There has already been much tweeting, screeching, crowing, cawing, clucking and hooting in East Devon around the Clyst St Mary, Farringdon, Woodbury, Sowton, Clyst St George, Clyst Honiton and Aylesbeare areas concerning the indicative minimum number of homes (totalling around 17,000) plus substantially increased employment use on agricultural, green fields at Higher Greendale, Hill Barton, Oil Mill Lane and around the M5! This deafening, cacophonous sound of those defending their village environments and countryside must have reached the ears of those wise birds as far afield as Blackdown House, who are now sitting on strategic, high branches of control.

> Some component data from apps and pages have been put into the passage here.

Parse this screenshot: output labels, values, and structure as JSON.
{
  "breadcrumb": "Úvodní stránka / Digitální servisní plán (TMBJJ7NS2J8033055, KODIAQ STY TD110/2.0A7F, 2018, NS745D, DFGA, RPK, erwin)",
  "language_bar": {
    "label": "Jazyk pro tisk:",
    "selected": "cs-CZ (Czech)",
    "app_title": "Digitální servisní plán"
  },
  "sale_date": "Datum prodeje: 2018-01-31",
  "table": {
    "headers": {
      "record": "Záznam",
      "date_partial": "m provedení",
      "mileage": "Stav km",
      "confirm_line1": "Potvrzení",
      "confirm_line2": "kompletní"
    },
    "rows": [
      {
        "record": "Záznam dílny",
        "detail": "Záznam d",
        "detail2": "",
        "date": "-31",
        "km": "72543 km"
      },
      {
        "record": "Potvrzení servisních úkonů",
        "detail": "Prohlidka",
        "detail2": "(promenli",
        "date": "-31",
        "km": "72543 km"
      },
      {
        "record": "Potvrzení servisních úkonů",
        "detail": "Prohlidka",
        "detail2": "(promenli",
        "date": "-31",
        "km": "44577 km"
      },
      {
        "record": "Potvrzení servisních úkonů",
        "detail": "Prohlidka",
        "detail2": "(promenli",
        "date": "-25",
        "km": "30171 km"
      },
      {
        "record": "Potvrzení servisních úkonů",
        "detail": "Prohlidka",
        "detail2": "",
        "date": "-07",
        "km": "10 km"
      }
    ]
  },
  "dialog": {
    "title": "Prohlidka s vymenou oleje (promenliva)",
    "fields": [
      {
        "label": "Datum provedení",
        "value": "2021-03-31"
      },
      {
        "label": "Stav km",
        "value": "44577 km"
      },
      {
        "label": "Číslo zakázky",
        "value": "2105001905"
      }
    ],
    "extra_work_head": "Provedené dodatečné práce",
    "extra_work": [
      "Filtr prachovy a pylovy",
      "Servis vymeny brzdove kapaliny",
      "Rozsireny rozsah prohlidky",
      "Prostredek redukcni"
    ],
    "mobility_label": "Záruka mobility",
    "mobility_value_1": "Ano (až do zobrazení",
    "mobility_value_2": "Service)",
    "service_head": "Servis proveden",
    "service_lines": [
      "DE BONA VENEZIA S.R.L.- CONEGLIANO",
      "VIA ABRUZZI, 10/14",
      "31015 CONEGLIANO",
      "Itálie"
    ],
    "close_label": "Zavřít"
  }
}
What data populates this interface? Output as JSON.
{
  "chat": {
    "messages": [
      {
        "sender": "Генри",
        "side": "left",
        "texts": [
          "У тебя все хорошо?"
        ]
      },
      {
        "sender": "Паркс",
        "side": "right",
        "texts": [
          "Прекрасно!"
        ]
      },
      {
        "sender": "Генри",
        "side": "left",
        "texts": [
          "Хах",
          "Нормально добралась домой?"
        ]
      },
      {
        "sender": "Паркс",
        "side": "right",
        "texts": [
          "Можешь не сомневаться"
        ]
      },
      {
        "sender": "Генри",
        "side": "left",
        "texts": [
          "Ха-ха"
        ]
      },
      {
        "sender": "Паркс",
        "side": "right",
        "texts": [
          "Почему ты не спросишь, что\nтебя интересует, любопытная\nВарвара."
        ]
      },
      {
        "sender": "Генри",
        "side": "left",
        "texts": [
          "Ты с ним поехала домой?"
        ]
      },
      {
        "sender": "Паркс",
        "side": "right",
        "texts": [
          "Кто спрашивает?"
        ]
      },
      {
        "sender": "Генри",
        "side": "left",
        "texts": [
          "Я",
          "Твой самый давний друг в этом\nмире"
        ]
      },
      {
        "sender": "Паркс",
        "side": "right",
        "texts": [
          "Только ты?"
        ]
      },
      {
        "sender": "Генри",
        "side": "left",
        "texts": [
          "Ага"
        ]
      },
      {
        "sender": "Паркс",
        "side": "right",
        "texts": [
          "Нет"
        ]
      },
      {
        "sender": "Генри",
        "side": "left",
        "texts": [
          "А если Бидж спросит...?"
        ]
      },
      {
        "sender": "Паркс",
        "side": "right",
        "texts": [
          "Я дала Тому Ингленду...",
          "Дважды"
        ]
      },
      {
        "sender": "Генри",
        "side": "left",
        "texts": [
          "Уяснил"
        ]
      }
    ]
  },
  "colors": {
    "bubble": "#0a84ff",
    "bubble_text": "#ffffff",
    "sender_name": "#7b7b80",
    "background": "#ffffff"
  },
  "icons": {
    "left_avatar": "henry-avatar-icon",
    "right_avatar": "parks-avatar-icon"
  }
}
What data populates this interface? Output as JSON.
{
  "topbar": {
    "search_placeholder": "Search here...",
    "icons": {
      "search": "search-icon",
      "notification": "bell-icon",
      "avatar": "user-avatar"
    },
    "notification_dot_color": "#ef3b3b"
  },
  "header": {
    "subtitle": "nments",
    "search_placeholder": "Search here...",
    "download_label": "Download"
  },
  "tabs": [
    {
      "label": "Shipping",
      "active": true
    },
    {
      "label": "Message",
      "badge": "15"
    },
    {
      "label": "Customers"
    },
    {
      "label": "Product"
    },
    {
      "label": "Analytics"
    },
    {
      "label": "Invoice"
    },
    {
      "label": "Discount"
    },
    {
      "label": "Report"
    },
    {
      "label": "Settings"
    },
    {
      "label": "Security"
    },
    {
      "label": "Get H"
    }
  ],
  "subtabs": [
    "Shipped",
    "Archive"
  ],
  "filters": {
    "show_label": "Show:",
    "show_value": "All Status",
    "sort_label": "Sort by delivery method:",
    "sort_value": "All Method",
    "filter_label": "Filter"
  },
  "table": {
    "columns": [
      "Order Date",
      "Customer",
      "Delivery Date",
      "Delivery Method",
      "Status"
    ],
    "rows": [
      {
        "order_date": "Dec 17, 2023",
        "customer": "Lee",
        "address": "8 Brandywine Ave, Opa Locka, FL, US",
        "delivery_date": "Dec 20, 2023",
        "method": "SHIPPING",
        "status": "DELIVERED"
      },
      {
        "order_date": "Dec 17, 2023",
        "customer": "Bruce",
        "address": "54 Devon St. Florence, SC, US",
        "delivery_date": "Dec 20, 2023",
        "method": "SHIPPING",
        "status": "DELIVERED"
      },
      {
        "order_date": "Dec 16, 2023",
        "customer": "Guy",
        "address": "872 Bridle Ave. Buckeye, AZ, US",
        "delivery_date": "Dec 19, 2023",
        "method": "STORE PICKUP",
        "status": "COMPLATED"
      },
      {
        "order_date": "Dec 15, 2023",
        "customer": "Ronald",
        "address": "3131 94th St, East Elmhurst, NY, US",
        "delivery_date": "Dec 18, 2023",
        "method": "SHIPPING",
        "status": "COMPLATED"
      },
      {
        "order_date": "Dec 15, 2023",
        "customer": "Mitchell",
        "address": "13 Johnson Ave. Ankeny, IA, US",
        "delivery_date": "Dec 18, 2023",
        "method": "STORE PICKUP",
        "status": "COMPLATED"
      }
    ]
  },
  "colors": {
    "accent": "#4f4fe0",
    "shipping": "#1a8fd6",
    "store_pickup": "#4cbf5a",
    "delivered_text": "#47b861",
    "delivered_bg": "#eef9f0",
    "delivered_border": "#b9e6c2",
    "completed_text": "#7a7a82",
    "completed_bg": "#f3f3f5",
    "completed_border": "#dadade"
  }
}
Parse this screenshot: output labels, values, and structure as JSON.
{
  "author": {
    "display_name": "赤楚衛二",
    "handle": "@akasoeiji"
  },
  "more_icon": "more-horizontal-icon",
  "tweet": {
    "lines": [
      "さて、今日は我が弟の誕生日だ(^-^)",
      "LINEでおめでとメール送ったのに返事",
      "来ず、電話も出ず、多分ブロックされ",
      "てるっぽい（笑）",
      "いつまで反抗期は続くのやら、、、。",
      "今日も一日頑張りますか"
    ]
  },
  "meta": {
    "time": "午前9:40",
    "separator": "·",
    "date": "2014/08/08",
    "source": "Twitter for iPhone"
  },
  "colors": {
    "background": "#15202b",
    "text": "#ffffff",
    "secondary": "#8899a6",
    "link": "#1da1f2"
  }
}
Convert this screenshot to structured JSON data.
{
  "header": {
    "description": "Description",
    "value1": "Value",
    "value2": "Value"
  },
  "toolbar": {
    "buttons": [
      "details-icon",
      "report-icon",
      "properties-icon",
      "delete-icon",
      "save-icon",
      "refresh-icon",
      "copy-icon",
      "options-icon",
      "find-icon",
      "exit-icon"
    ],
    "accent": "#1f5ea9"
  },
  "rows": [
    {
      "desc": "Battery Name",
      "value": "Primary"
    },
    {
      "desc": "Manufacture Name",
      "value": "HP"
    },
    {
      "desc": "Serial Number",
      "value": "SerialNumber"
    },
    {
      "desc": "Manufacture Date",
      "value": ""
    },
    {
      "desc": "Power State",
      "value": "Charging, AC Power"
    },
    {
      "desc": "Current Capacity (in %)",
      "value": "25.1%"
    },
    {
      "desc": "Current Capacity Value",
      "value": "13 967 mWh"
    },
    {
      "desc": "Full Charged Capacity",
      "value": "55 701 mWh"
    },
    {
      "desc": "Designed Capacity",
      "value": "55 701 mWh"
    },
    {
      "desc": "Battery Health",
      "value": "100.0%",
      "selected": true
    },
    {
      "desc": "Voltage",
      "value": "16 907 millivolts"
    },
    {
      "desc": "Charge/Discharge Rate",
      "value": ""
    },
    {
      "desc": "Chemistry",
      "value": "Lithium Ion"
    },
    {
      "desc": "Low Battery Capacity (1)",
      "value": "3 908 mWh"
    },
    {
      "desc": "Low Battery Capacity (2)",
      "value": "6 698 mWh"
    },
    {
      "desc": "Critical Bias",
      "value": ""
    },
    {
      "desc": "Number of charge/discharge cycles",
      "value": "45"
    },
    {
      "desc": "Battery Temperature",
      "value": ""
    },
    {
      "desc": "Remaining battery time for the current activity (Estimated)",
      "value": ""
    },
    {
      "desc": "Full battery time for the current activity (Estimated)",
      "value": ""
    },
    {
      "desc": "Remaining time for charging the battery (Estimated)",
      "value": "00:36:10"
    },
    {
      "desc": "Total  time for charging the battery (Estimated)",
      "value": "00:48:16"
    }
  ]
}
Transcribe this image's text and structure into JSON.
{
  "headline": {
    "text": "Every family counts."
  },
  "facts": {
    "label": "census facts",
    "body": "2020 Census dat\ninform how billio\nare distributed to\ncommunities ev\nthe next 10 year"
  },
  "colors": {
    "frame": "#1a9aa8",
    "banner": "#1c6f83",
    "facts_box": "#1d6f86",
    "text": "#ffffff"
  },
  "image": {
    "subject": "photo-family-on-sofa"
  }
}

We are confident that the new breed of decision makers will protect our special rural environment from those predatory, vulture-like species, whose aim appears to be the total annihilation and destruction of our valued East Devon natural environment, primarily to feed their own self-sustenance. This raptorial flock (commonly known as “The Feather Their Own Nests Birds”) has already received suitable culling but their voracious, insatiable appetites have the potential to cause the ruination of many distinct, valued habitats throughout East Devon.
Hopefully those who hear this birdsong will listen and understand the significance of protecting our East Devon stunning countryside and idyllic villages because once our rural, green areas are subjected to build, build build – they are lost forever!
With a GESP public consultation due in September, we must ensure that birds of a feather will flock together to protect their special environment because their collective birdsong has the potential to be so momentous
that it can effect change.
An Eagle-Eyed Feathered Friend “